Transaction replication captures changes to the publication database by analyzing the transaction log, looking for transactions that change data in any of the publications, and converting those operations into logical operations that can be applied to the subscribers. Merge replication captures changes to the publication database using DML triggers and converting those operations into logical operations that can be applied to the subscribers.
Neither of these mechanisms can capture of operations performed by repair. Repair operations are always direct physical changes to the database structures to fix inconsistencies in the structures (e.g. a database page, table record, or a linkage between two pages), as opposed to physical changes because of queries performing inserts, updates, or deletes on tables.
These repair operations cannot translated into logical operations that can be applied to replication subscribers because there are no logical operations than can be expressed using T-SQL for the equivalent of the direct structural changes that repair is performing. Replication does not preserve the exact physical location of a particular record between the publication and subscription databases, so a direct change to record Y on page X in the publication database would not be able to be replayed on the subscription database (remember, replication ships logical changes, not physical changes). This means that if any table that is part of a replication publication is changed by a repair operation, the replication subscription is no longer valid and must be reinitialized.
As an example, imagine a repair operation is forced to remove a data page from a unique clustered index (essentially deleting some table records), and the subscription is NOT reinitialized. Those records would still exist on the replicated copy of the table. If a subsequent insert operation inserted records with cluster key values corresponding to the records deleted by the repair operation, the Distribution Agent would fail when trying to apply the inserts to the replicated copy – because the repair operation was not applied to the subscription database and a duplicate key violation error will occur when attempting to apply the insert to the replicated table.

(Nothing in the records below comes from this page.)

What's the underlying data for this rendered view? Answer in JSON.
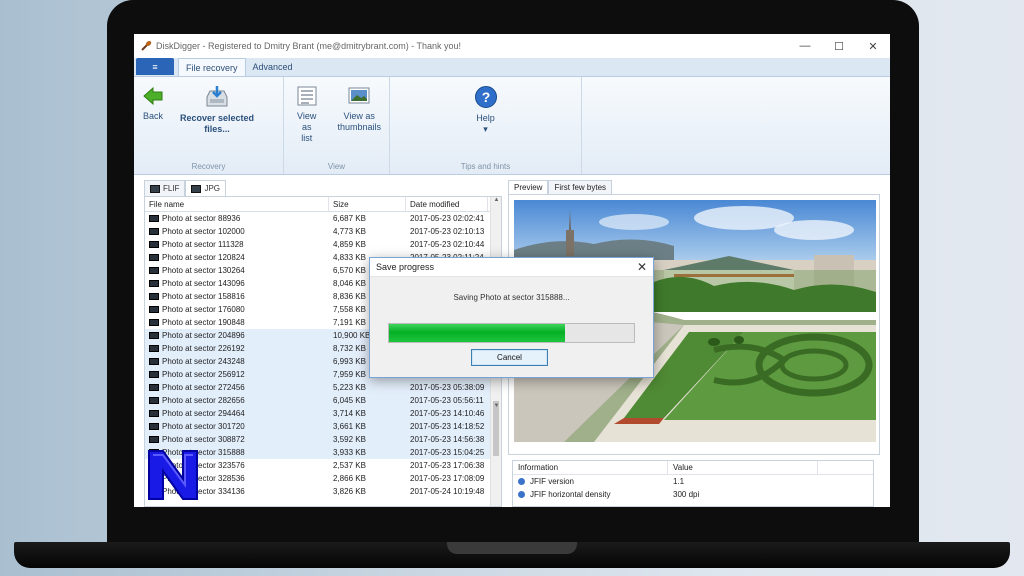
{
  "window": {
    "title": "DiskDigger - Registered to Dmitry Brant (me@dmitrybrant.com) - Thank you!",
    "controls": [
      "—",
      "☐",
      "✕"
    ]
  },
  "ribbon": {
    "file_menu_label": "",
    "tabs": [
      "File recovery",
      "Advanced"
    ],
    "back_label": "Back",
    "recover_label_1": "Recover selected",
    "recover_label_2": "files...",
    "recovery_group": "Recovery",
    "view_list_1": "View as",
    "view_list_2": "list",
    "view_thumbs_1": "View as",
    "view_thumbs_2": "thumbnails",
    "view_group": "View",
    "help_label": "Help",
    "help_arrow": "▾",
    "tips_group": "Tips and hints"
  },
  "type_tabs": [
    "FLIF",
    "JPG"
  ],
  "filelist": {
    "columns": [
      "File name",
      "Size",
      "Date modified"
    ],
    "rows": [
      {
        "name": "Photo at sector 88936",
        "size": "6,687 KB",
        "date": "2017-05-23 02:02:41"
      },
      {
        "name": "Photo at sector 102000",
        "size": "4,773 KB",
        "date": "2017-05-23 02:10:13"
      },
      {
        "name": "Photo at sector 111328",
        "size": "4,859 KB",
        "date": "2017-05-23 02:10:44"
      },
      {
        "name": "Photo at sector 120824",
        "size": "4,833 KB",
        "date": "2017-05-23 02:11:24"
      },
      {
        "name": "Photo at sector 130264",
        "size": "6,570 KB",
        "date": "2017-05-23 02:13:00"
      },
      {
        "name": "Photo at sector 143096",
        "size": "8,046 KB",
        "date": "2017-05-23 02:14:21"
      },
      {
        "name": "Photo at sector 158816",
        "size": "8,836 KB",
        "date": "2017-05-23 02:15:03"
      },
      {
        "name": "Photo at sector 176080",
        "size": "7,558 KB",
        "date": "2017-05-23 02:16:37"
      },
      {
        "name": "Photo at sector 190848",
        "size": "7,191 KB",
        "date": "2017-05-23 02:17:50"
      },
      {
        "name": "Photo at sector 204896",
        "size": "10,900 KB",
        "date": "2017-05-23 02:18:26"
      },
      {
        "name": "Photo at sector 226192",
        "size": "8,732 KB",
        "date": "2017-05-23 02:19:11"
      },
      {
        "name": "Photo at sector 243248",
        "size": "6,993 KB",
        "date": "2017-05-23 02:20:45"
      },
      {
        "name": "Photo at sector 256912",
        "size": "7,959 KB",
        "date": "2017-05-23 02:21:18"
      },
      {
        "name": "Photo at sector 272456",
        "size": "5,223 KB",
        "date": "2017-05-23 05:38:09"
      },
      {
        "name": "Photo at sector 282656",
        "size": "6,045 KB",
        "date": "2017-05-23 05:56:11"
      },
      {
        "name": "Photo at sector 294464",
        "size": "3,714 KB",
        "date": "2017-05-23 14:10:46"
      },
      {
        "name": "Photo at sector 301720",
        "size": "3,661 KB",
        "date": "2017-05-23 14:18:52"
      },
      {
        "name": "Photo at sector 308872",
        "size": "3,592 KB",
        "date": "2017-05-23 14:56:38"
      },
      {
        "name": "Photo at sector 315888",
        "size": "3,933 KB",
        "date": "2017-05-23 15:04:25"
      },
      {
        "name": "Photo at sector 323576",
        "size": "2,537 KB",
        "date": "2017-05-23 17:06:38"
      },
      {
        "name": "Photo at sector 328536",
        "size": "2,866 KB",
        "date": "2017-05-23 17:08:09"
      },
      {
        "name": "Photo at sector 334136",
        "size": "3,826 KB",
        "date": "2017-05-24 10:19:48"
      }
    ]
  },
  "preview": {
    "tabs": [
      "Preview",
      "First few bytes"
    ],
    "info_columns": [
      "Information",
      "Value"
    ],
    "info_rows": [
      {
        "label": "JFIF version",
        "value": "1.1"
      },
      {
        "label": "JFIF horizontal density",
        "value": "300 dpi"
      }
    ]
  },
  "dialog": {
    "title": "Save progress",
    "close": "✕",
    "message": "Saving Photo at sector 315888...",
    "progress": 0.72,
    "cancel_label": "Cancel"
  },
  "colors": {
    "accent": "#2a65b8",
    "progress_green": "#06b025",
    "ribbon_bg": "#dbe7f3"
  }
}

A replication subscription must always be reinitialized if any table in the publication is affected by a repair operation, or the replication metadata tables are repaired.